[The problem] Using the data below, copy each line that includes the word "Ctrl".

[Study material]
++++++++++
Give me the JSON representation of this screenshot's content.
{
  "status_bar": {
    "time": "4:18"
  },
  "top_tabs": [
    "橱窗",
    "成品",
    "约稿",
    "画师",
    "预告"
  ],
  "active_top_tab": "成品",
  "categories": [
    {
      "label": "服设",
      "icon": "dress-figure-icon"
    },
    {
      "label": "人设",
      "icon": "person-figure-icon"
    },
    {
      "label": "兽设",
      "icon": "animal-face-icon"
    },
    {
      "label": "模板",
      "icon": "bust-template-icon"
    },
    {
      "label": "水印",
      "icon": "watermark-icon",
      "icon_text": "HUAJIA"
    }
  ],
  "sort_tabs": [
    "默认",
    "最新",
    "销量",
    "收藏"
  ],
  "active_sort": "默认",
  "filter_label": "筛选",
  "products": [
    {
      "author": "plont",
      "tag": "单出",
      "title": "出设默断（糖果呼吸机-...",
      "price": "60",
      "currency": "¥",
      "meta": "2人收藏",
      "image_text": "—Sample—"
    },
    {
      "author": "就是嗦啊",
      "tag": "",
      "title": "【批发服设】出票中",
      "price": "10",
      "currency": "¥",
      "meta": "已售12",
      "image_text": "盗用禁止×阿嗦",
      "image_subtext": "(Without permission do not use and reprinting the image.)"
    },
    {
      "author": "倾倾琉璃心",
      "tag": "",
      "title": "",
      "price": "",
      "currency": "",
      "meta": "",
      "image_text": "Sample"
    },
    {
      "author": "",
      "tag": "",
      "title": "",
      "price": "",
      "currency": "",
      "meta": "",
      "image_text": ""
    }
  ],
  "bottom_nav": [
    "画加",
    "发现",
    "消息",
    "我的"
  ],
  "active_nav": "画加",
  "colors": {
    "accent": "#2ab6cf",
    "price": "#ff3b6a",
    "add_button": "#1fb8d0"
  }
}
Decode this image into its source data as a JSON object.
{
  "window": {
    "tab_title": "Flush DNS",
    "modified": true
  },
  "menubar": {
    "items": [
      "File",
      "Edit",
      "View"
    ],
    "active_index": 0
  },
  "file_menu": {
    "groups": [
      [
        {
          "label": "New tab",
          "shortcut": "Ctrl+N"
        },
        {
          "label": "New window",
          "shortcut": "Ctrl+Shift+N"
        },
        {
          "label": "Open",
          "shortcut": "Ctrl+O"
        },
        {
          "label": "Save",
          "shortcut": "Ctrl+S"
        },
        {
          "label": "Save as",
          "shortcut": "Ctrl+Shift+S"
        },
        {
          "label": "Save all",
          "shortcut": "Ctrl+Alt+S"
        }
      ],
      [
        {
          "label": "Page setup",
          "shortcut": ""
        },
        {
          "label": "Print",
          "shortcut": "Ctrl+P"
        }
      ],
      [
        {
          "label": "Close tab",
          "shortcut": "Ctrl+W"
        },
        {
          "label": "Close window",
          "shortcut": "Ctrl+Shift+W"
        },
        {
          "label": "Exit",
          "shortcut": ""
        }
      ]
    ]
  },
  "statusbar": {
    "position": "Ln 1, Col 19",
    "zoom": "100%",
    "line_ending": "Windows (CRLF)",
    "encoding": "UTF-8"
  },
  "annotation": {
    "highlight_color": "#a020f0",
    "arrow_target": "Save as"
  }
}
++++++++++
[Solved exercise]
          "shortcut": "Ctrl+N"
          "shortcut": "Ctrl+Shift+N"
          "shortcut": "Ctrl+O"
          "shortcut": "Ctrl+S"
          "shortcut": "Ctrl+Shift+S"
          "shortcut": "Ctrl+Alt+S"
          "shortcut": "Ctrl+P"
          "shortcut": "Ctrl+W"
          "shortcut": "Ctrl+Shift+W"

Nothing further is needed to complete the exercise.